The platform at the top of the bank is made of hard limey gritstone formed in the Upper Jurassic period. This same rock forms the top of the escarpment that runs all the way from here to the coast at Scarborough – it even sits on top of Scarborough’s Castle Hill.
Going down the cliff you encounter softer Upper Jurassic clay and limestones, then the hard Middle Jurassic sandstone that underlies the central moorland of the North York Moors. The cliff then plunges down through the Middle Jurassic rocks and into the soft shales and mudstones of the Lower Jurassic.

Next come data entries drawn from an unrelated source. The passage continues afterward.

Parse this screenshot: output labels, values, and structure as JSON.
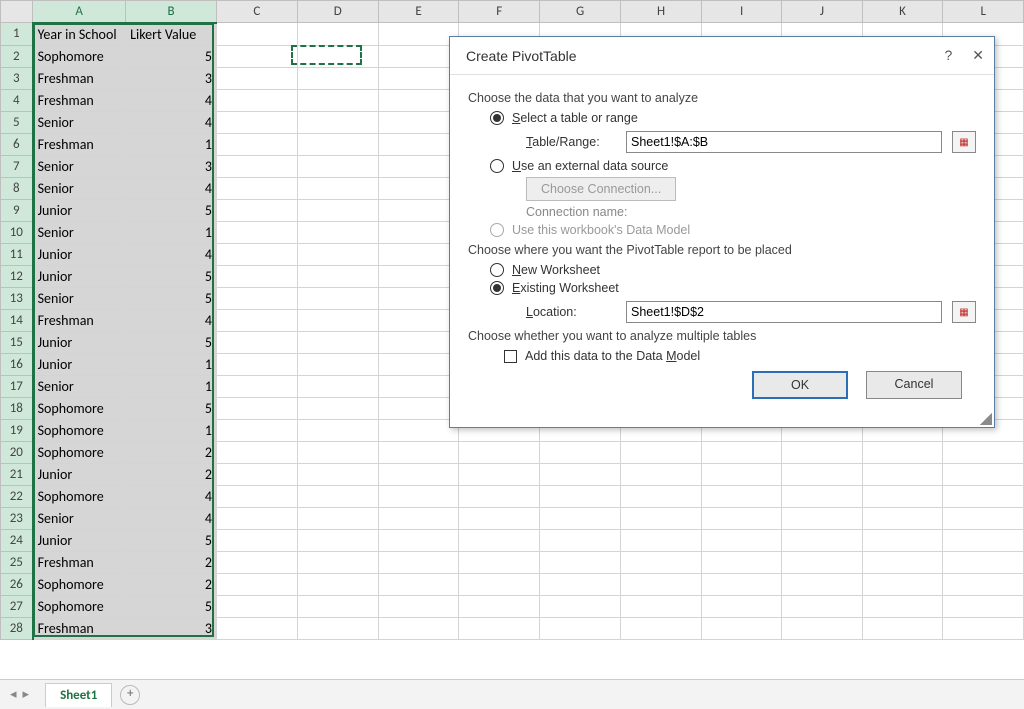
{
  "columns": [
    "A",
    "B",
    "C",
    "D",
    "E",
    "F",
    "G",
    "H",
    "I",
    "J",
    "K",
    "L"
  ],
  "headers": {
    "A": "Year in School",
    "B": "Likert Value"
  },
  "rows": [
    {
      "A": "Sophomore",
      "B": 5
    },
    {
      "A": "Freshman",
      "B": 3
    },
    {
      "A": "Freshman",
      "B": 4
    },
    {
      "A": "Senior",
      "B": 4
    },
    {
      "A": "Freshman",
      "B": 1
    },
    {
      "A": "Senior",
      "B": 3
    },
    {
      "A": "Senior",
      "B": 4
    },
    {
      "A": "Junior",
      "B": 5
    },
    {
      "A": "Senior",
      "B": 1
    },
    {
      "A": "Junior",
      "B": 4
    },
    {
      "A": "Junior",
      "B": 5
    },
    {
      "A": "Senior",
      "B": 5
    },
    {
      "A": "Freshman",
      "B": 4
    },
    {
      "A": "Junior",
      "B": 5
    },
    {
      "A": "Junior",
      "B": 1
    },
    {
      "A": "Senior",
      "B": 1
    },
    {
      "A": "Sophomore",
      "B": 5
    },
    {
      "A": "Sophomore",
      "B": 1
    },
    {
      "A": "Sophomore",
      "B": 2
    },
    {
      "A": "Junior",
      "B": 2
    },
    {
      "A": "Sophomore",
      "B": 4
    },
    {
      "A": "Senior",
      "B": 4
    },
    {
      "A": "Junior",
      "B": 5
    },
    {
      "A": "Freshman",
      "B": 2
    },
    {
      "A": "Sophomore",
      "B": 2
    },
    {
      "A": "Sophomore",
      "B": 5
    },
    {
      "A": "Freshman",
      "B": 3
    }
  ],
  "sheet_tab": "Sheet1",
  "dialog": {
    "title": "Create PivotTable",
    "help_char": "?",
    "close_char": "✕",
    "sec1": "Choose the data that you want to analyze",
    "opt_select_range": "Select a table or range",
    "table_range_label": "Table/Range:",
    "table_range_value": "Sheet1!$A:$B",
    "opt_external": "Use an external data source",
    "choose_conn_btn": "Choose Connection...",
    "conn_name_label": "Connection name:",
    "opt_data_model": "Use this workbook's Data Model",
    "sec2": "Choose where you want the PivotTable report to be placed",
    "opt_new_ws": "New Worksheet",
    "opt_existing_ws": "Existing Worksheet",
    "location_label": "Location:",
    "location_value": "Sheet1!$D$2",
    "sec3": "Choose whether you want to analyze multiple tables",
    "add_dm": "Add this data to the Data Model",
    "ok": "OK",
    "cancel": "Cancel"
  }
}
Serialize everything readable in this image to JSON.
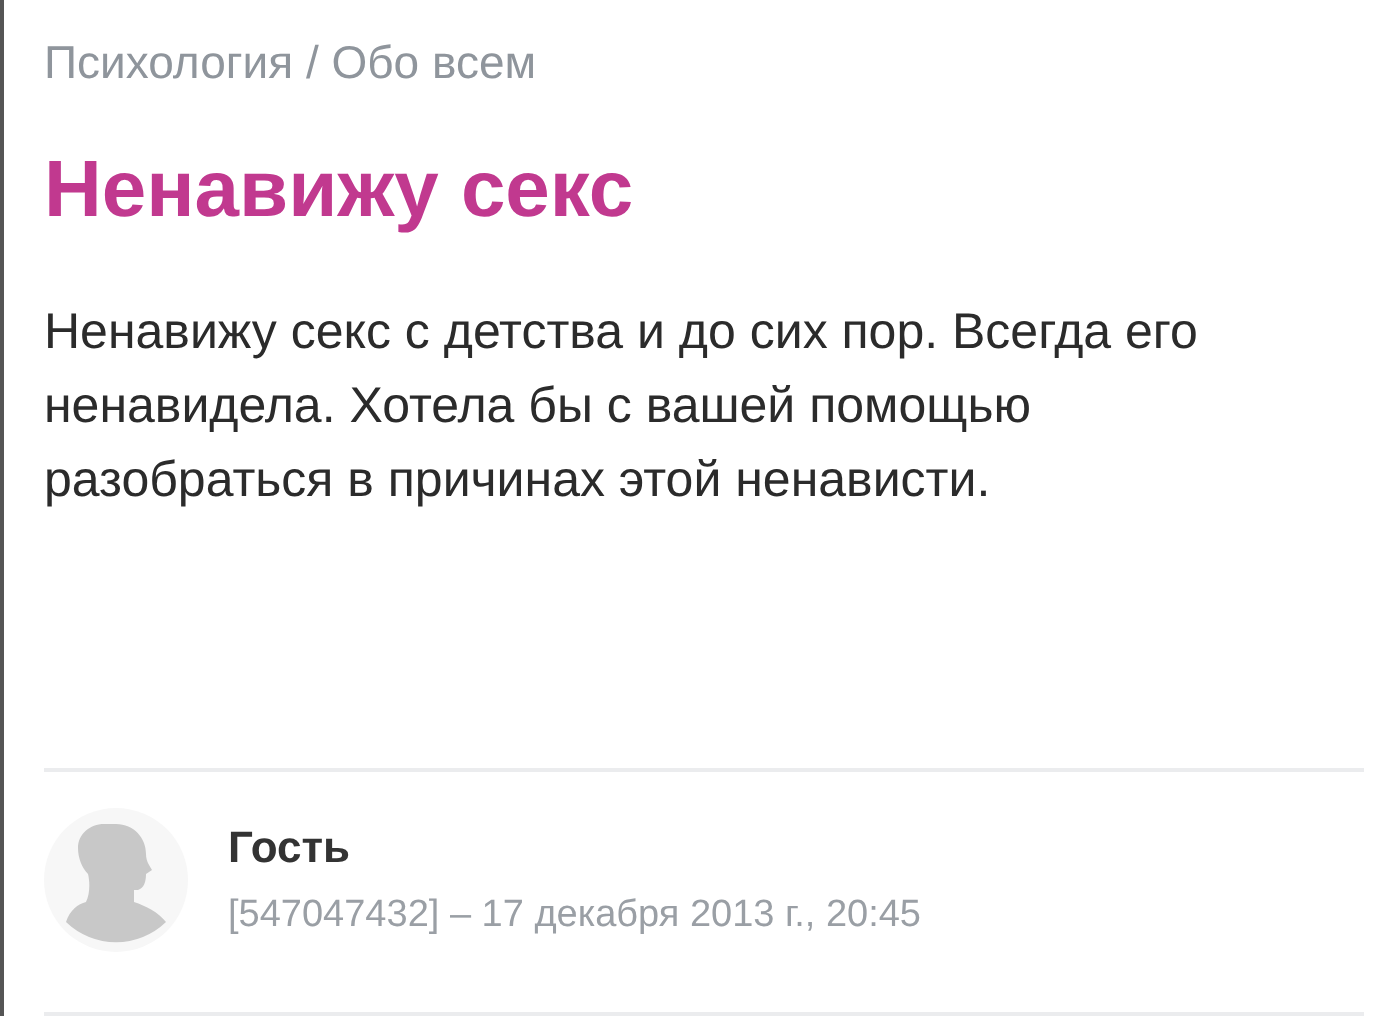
{
  "breadcrumb": "Психология / Обо всем",
  "title": "Ненавижу секс",
  "body": "Ненавижу секс с детства и до сих пор. Всегда его ненавидела. Хотела бы с вашей помощью разобраться в причинах этой ненависти.",
  "author": {
    "name": "Гость",
    "meta": "[547047432] – 17 декабря 2013 г., 20:45"
  }
}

But why is this cliff here? During the last Ice Age, around 20 thousand years ago, an ice sheet pushed its way down the depression that lay between the upland areas of the North York Moors and the Pennines. As it scraped along the western edge of the moors, the tremendous force of the ice gouged out the soft underlying rocks, causing the hard tops to tumble down. The result was a near-vertical escarpment, of the type usually seen at the coast.
As the ice melted, it left layers of mud along the bottom edge of the cliff, in what are known as lateral moraines. These mud deposits blocked up the normal drainage channels, causing small lakes to form – Gormire Lake, below Sutton Bank, is the last remaining glacial lake.

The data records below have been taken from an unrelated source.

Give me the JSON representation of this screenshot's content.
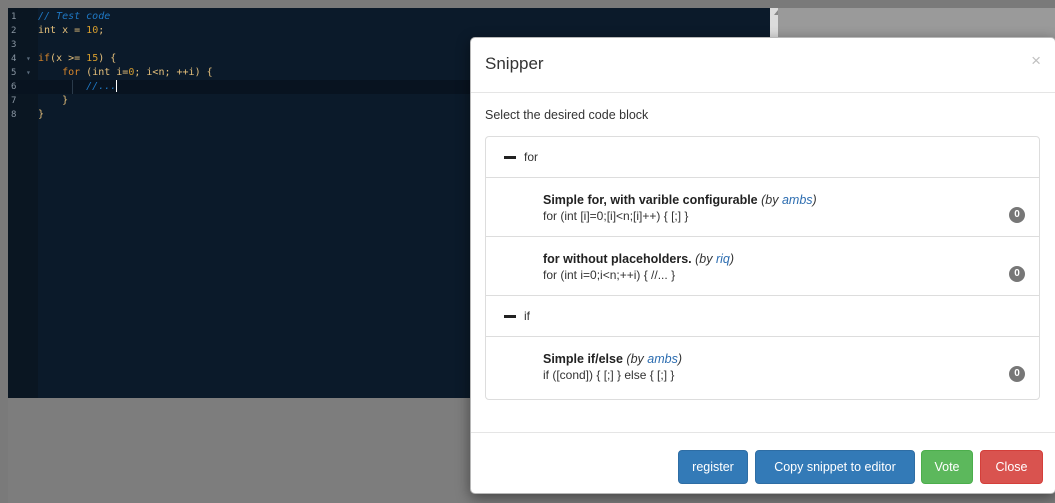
{
  "editor": {
    "lines": [
      {
        "n": "1",
        "fold": "",
        "parts": [
          {
            "t": "// Test code",
            "c": "c-comment"
          }
        ]
      },
      {
        "n": "2",
        "fold": "",
        "parts": [
          {
            "t": "int x = ",
            "c": "c-txt"
          },
          {
            "t": "10",
            "c": "c-num"
          },
          {
            "t": ";",
            "c": "c-txt"
          }
        ]
      },
      {
        "n": "3",
        "fold": "",
        "parts": []
      },
      {
        "n": "4",
        "fold": "▾",
        "parts": [
          {
            "t": "if",
            "c": "c-kw"
          },
          {
            "t": "(x >= ",
            "c": "c-txt"
          },
          {
            "t": "15",
            "c": "c-num"
          },
          {
            "t": ") {",
            "c": "c-txt"
          }
        ]
      },
      {
        "n": "5",
        "fold": "▾",
        "parts": [
          {
            "t": "    ",
            "c": "c-plain"
          },
          {
            "t": "for",
            "c": "c-kw"
          },
          {
            "t": " (int i=",
            "c": "c-txt"
          },
          {
            "t": "0",
            "c": "c-num"
          },
          {
            "t": "; i<n; ++i) {",
            "c": "c-txt"
          }
        ]
      },
      {
        "n": "6",
        "fold": "",
        "parts": [
          {
            "t": "        //...",
            "c": "c-comment"
          }
        ],
        "active": true
      },
      {
        "n": "7",
        "fold": "",
        "parts": [
          {
            "t": "    }",
            "c": "c-txt"
          }
        ]
      },
      {
        "n": "8",
        "fold": "",
        "parts": [
          {
            "t": "}",
            "c": "c-txt"
          }
        ]
      }
    ]
  },
  "modal": {
    "title": "Snipper",
    "close_glyph": "×",
    "instruction": "Select the desired code block",
    "groups": [
      {
        "label": "for",
        "snippets": [
          {
            "title": "Simple for, with varible configurable",
            "by": "by",
            "author": "ambs",
            "code": "for (int [i]=0;[i]<n;[i]++) { [;] }",
            "votes": "0"
          },
          {
            "title": "for without placeholders.",
            "by": "by",
            "author": "riq",
            "code": "for (int i=0;i<n;++i) { //... }",
            "votes": "0"
          }
        ]
      },
      {
        "label": "if",
        "snippets": [
          {
            "title": "Simple if/else",
            "by": "by",
            "author": "ambs",
            "code": "if ([cond]) { [;] } else { [;] }",
            "votes": "0"
          }
        ]
      }
    ],
    "buttons": {
      "register": "register",
      "copy": "Copy snippet to editor",
      "vote": "Vote",
      "close": "Close"
    }
  }
}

The edge of the bank is not a perfect straight line and, a little to the south of Sutton Bank, Hood Hill stood out above the ice sheet and became detached from the moors. A small cap of hard Upper Jurassic grit sits on top of the hill, giving it a spectacular profile.
The 'Lime & Ice' exhibition at Sutton Bank National Park Centre includes an introduction to the geology of the area.